▸ **Problem requirements**
The required lines are those that contain "object"; pull them out of the data and copy them.

[Data about app and page elements]

☆ ☆ ☆ ☆

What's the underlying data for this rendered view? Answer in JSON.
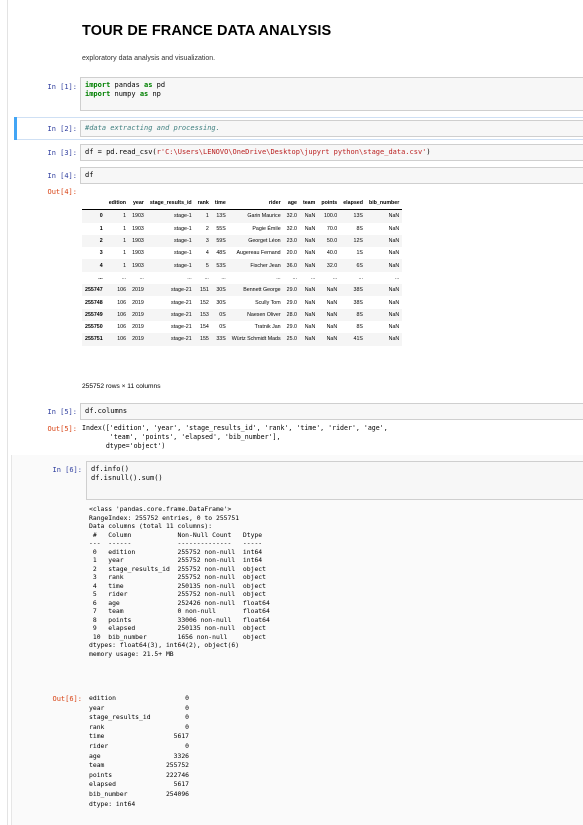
{
  "header": {
    "title": "TOUR DE FRANCE DATA ANALYSIS",
    "subtitle": "exploratory data analysis and visualization."
  },
  "cells": {
    "c1": {
      "prompt": "In [1]:",
      "line1_kw1": "import",
      "line1_mod": " pandas ",
      "line1_kw2": "as",
      "line1_alias": " pd",
      "line2_kw1": "import",
      "line2_mod": " numpy ",
      "line2_kw2": "as",
      "line2_alias": " np"
    },
    "c2": {
      "prompt": "In [2]:",
      "comment": "#data extracting and processing."
    },
    "c3": {
      "prompt": "In [3]:",
      "code_a": "df = pd.read_csv(",
      "code_str": "r'C:\\Users\\LENOVO\\OneDrive\\Desktop\\jupyrt python\\stage_data.csv'",
      "code_b": ")"
    },
    "c4": {
      "prompt": "In [4]:",
      "code": "df",
      "out_prompt": "Out[4]:"
    },
    "c5": {
      "prompt": "In [5]:",
      "code": "df.columns",
      "out_prompt": "Out[5]:",
      "output": "Index(['edition', 'year', 'stage_results_id', 'rank', 'time', 'rider', 'age',\n       'team', 'points', 'elapsed', 'bib_number'],\n      dtype='object')"
    },
    "c6": {
      "prompt": "In [6]:",
      "code": "df.info()\ndf.isnull().sum()",
      "out_prompt": "Out[6]:",
      "info_output": "<class 'pandas.core.frame.DataFrame'>\nRangeIndex: 255752 entries, 0 to 255751\nData columns (total 11 columns):\n #   Column            Non-Null Count   Dtype  \n---  ------            --------------   -----  \n 0   edition           255752 non-null  int64  \n 1   year              255752 non-null  int64  \n 2   stage_results_id  255752 non-null  object \n 3   rank              255752 non-null  object \n 4   time              250135 non-null  object \n 5   rider             255752 non-null  object \n 6   age               252426 non-null  float64\n 7   team              0 non-null       float64\n 8   points            33006 non-null   float64\n 9   elapsed           250135 non-null  object \n 10  bib_number        1656 non-null    object \ndtypes: float64(3), int64(2), object(6)\nmemory usage: 21.5+ MB",
      "null_output": "edition                  0\nyear                     0\nstage_results_id         0\nrank                     0\ntime                  5617\nrider                    0\nage                   3326\nteam                255752\npoints              222746\nelapsed               5617\nbib_number          254096\ndtype: int64"
    }
  },
  "dataframe": {
    "columns": [
      "edition",
      "year",
      "stage_results_id",
      "rank",
      "time",
      "rider",
      "age",
      "team",
      "points",
      "elapsed",
      "bib_number"
    ],
    "rows": [
      [
        "0",
        "1",
        "1903",
        "stage-1",
        "1",
        "13S",
        "Garin Maurice",
        "32.0",
        "NaN",
        "100.0",
        "13S",
        "NaN"
      ],
      [
        "1",
        "1",
        "1903",
        "stage-1",
        "2",
        "55S",
        "Pagie Émile",
        "32.0",
        "NaN",
        "70.0",
        "8S",
        "NaN"
      ],
      [
        "2",
        "1",
        "1903",
        "stage-1",
        "3",
        "59S",
        "Georget Léon",
        "23.0",
        "NaN",
        "50.0",
        "12S",
        "NaN"
      ],
      [
        "3",
        "1",
        "1903",
        "stage-1",
        "4",
        "48S",
        "Augereau Fernand",
        "20.0",
        "NaN",
        "40.0",
        "1S",
        "NaN"
      ],
      [
        "4",
        "1",
        "1903",
        "stage-1",
        "5",
        "53S",
        "Fischer Jean",
        "36.0",
        "NaN",
        "32.0",
        "6S",
        "NaN"
      ],
      [
        "...",
        "...",
        "...",
        "...",
        "...",
        "...",
        "...",
        "...",
        "...",
        "...",
        "...",
        "..."
      ],
      [
        "255747",
        "106",
        "2019",
        "stage-21",
        "151",
        "30S",
        "Bennett George",
        "29.0",
        "NaN",
        "NaN",
        "38S",
        "NaN"
      ],
      [
        "255748",
        "106",
        "2019",
        "stage-21",
        "152",
        "30S",
        "Scully Tom",
        "29.0",
        "NaN",
        "NaN",
        "38S",
        "NaN"
      ],
      [
        "255749",
        "106",
        "2019",
        "stage-21",
        "153",
        "0S",
        "Naesen Oliver",
        "28.0",
        "NaN",
        "NaN",
        "8S",
        "NaN"
      ],
      [
        "255750",
        "106",
        "2019",
        "stage-21",
        "154",
        "0S",
        "Tratnik Jan",
        "29.0",
        "NaN",
        "NaN",
        "8S",
        "NaN"
      ],
      [
        "255751",
        "106",
        "2019",
        "stage-21",
        "155",
        "33S",
        "Würtz Schmidt Mads",
        "25.0",
        "NaN",
        "NaN",
        "41S",
        "NaN"
      ]
    ],
    "summary": "255752 rows × 11 columns"
  }
}
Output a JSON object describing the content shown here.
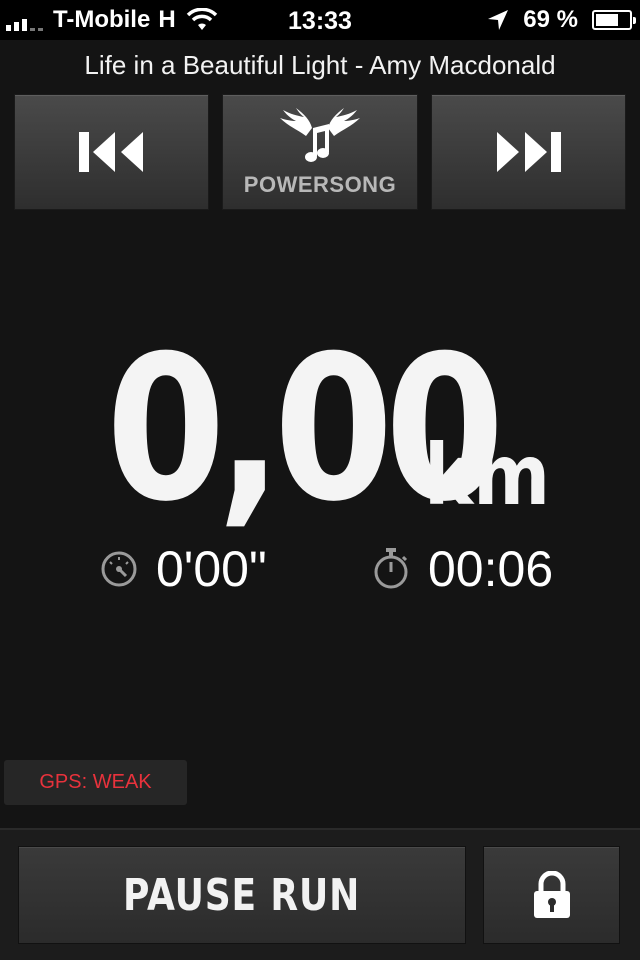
{
  "status_bar": {
    "carrier": "T-Mobile",
    "network": "H",
    "time": "13:33",
    "battery_percent": "69 %",
    "battery_level": 0.69
  },
  "now_playing": {
    "title": "Life in a Beautiful Light - Amy Macdonald"
  },
  "controls": {
    "powersong_label": "POWERSONG"
  },
  "run": {
    "distance_value": "0,00",
    "distance_unit": "km",
    "pace": "0'00\"",
    "duration": "00:06"
  },
  "gps": {
    "status_text": "GPS: WEAK",
    "status_color": "#e8323c"
  },
  "bottom": {
    "pause_label": "PAUSE RUN"
  }
}
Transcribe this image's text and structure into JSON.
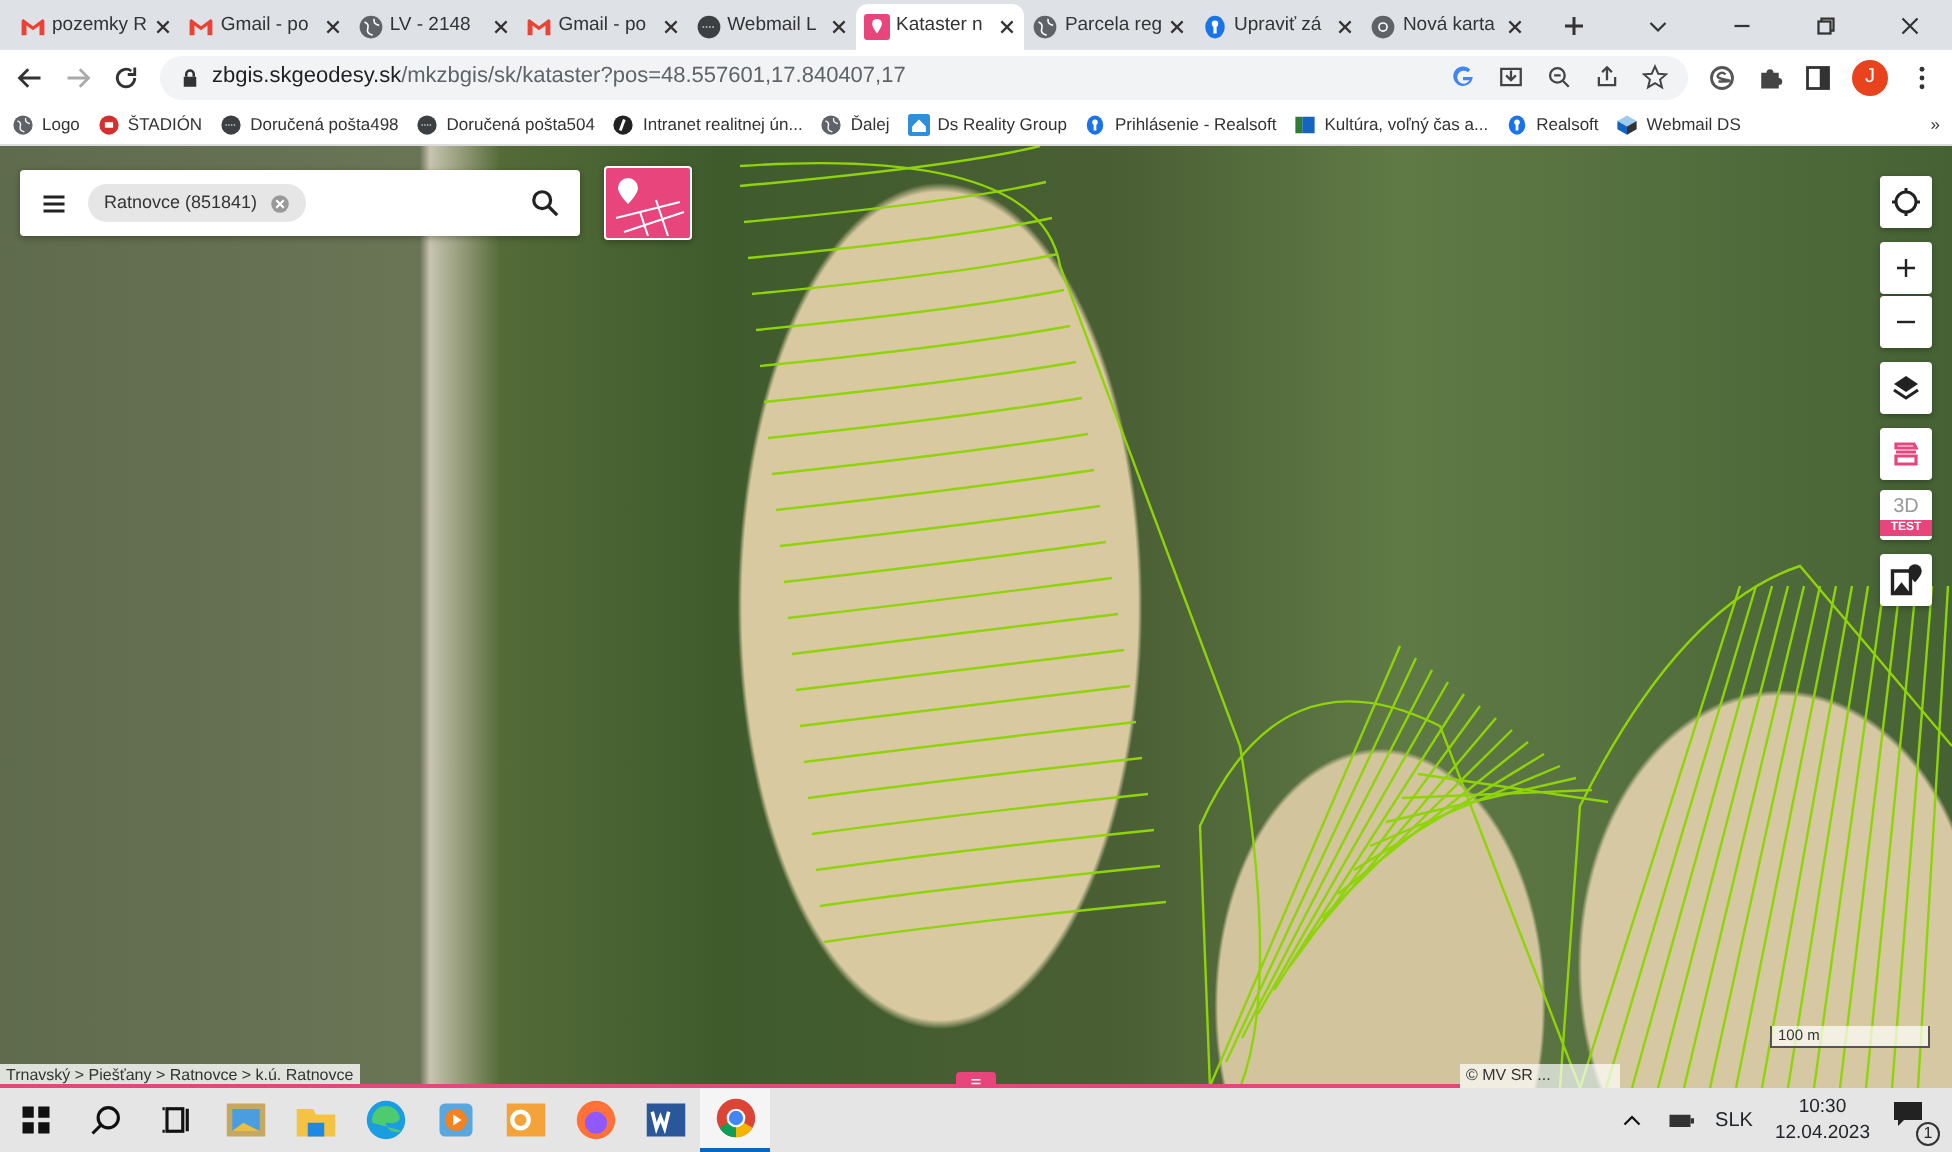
{
  "tabs": [
    {
      "kind": "gmail",
      "title": "pozemky R",
      "selected": false
    },
    {
      "kind": "gmail",
      "title": "Gmail - po",
      "selected": false
    },
    {
      "kind": "globe",
      "title": "LV - 2148",
      "selected": false
    },
    {
      "kind": "gmail",
      "title": "Gmail - po",
      "selected": false
    },
    {
      "kind": "webmail",
      "title": "Webmail L",
      "selected": false
    },
    {
      "kind": "kataster",
      "title": "Kataster n",
      "selected": true
    },
    {
      "kind": "globe",
      "title": "Parcela reg",
      "selected": false
    },
    {
      "kind": "realsoft",
      "title": "Upraviť zá",
      "selected": false
    },
    {
      "kind": "chrome",
      "title": "Nová karta",
      "selected": false
    }
  ],
  "address": {
    "host": "zbgis.skgeodesy.sk",
    "path": "/mkzbgis/sk/kataster?pos=48.557601,17.840407,17"
  },
  "profile": {
    "initial": "J"
  },
  "bookmarks": [
    {
      "kind": "globe",
      "label": "Logo"
    },
    {
      "kind": "stadion",
      "label": "ŠTADIÓN"
    },
    {
      "kind": "webmail",
      "label": "Doručená pošta498"
    },
    {
      "kind": "webmail",
      "label": "Doručená pošta504"
    },
    {
      "kind": "intranet",
      "label": "Intranet realitnej ún..."
    },
    {
      "kind": "globe",
      "label": "Ďalej"
    },
    {
      "kind": "ds",
      "label": "Ds Reality Group"
    },
    {
      "kind": "realsoft",
      "label": "Prihlásenie - Realsoft"
    },
    {
      "kind": "kultura",
      "label": "Kultúra, voľný čas a..."
    },
    {
      "kind": "realsoft",
      "label": "Realsoft"
    },
    {
      "kind": "cube",
      "label": "Webmail DS"
    }
  ],
  "bookmarks_more": "»",
  "map": {
    "search_chip": "Ratnovce (851841)",
    "badge_3d": "3D",
    "badge_test": "TEST",
    "breadcrumb": "Trnavský > Piešťany > Ratnovce > k.ú. Ratnovce",
    "scale": "100 m",
    "attribution": "© MV SR ..."
  },
  "taskbar": {
    "apps": [
      {
        "kind": "photos",
        "selected": false
      },
      {
        "kind": "explorer",
        "selected": false
      },
      {
        "kind": "edge",
        "selected": false
      },
      {
        "kind": "media",
        "selected": false
      },
      {
        "kind": "outlook",
        "selected": false
      },
      {
        "kind": "firefox",
        "selected": false
      },
      {
        "kind": "word",
        "selected": false
      },
      {
        "kind": "chrome",
        "selected": true
      }
    ],
    "language": "SLK",
    "time": "10:30",
    "date": "12.04.2023",
    "notifications": "1"
  }
}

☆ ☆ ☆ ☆

▸ **Result for this exercise**
      "output": "Index(['edition', 'year', 'stage_results_id', 'rank', 'time', 'rider', 'age',\n       'team', 'points', 'elapsed', 'bib_number'],\n      dtype='object')"
      "info_output": "<class 'pandas.core.frame.DataFrame'>\nRangeIndex: 255752 entries, 0 to 255751\nData columns (total 11 columns):\n #   Column            Non-Null Count   Dtype  \n---  ------            --------------   -----  \n 0   edition           255752 non-null  int64  \n 1   year              255752 non-null  int64  \n 2   stage_results_id  255752 non-null  object \n 3   rank              255752 non-null  object \n 4   time              250135 non-null  object \n 5   rider             255752 non-null  object \n 6   age               252426 non-null  float64\n 7   team              0 non-null       float64\n 8   points            33006 non-null   float64\n 9   elapsed           250135 non-null  object \n 10  bib_number        1656 non-null    object \ndtypes: float64(3), int64(2), object(6)\nmemory usage: 21.5+ MB",
Output a JSON object describing the content shown here.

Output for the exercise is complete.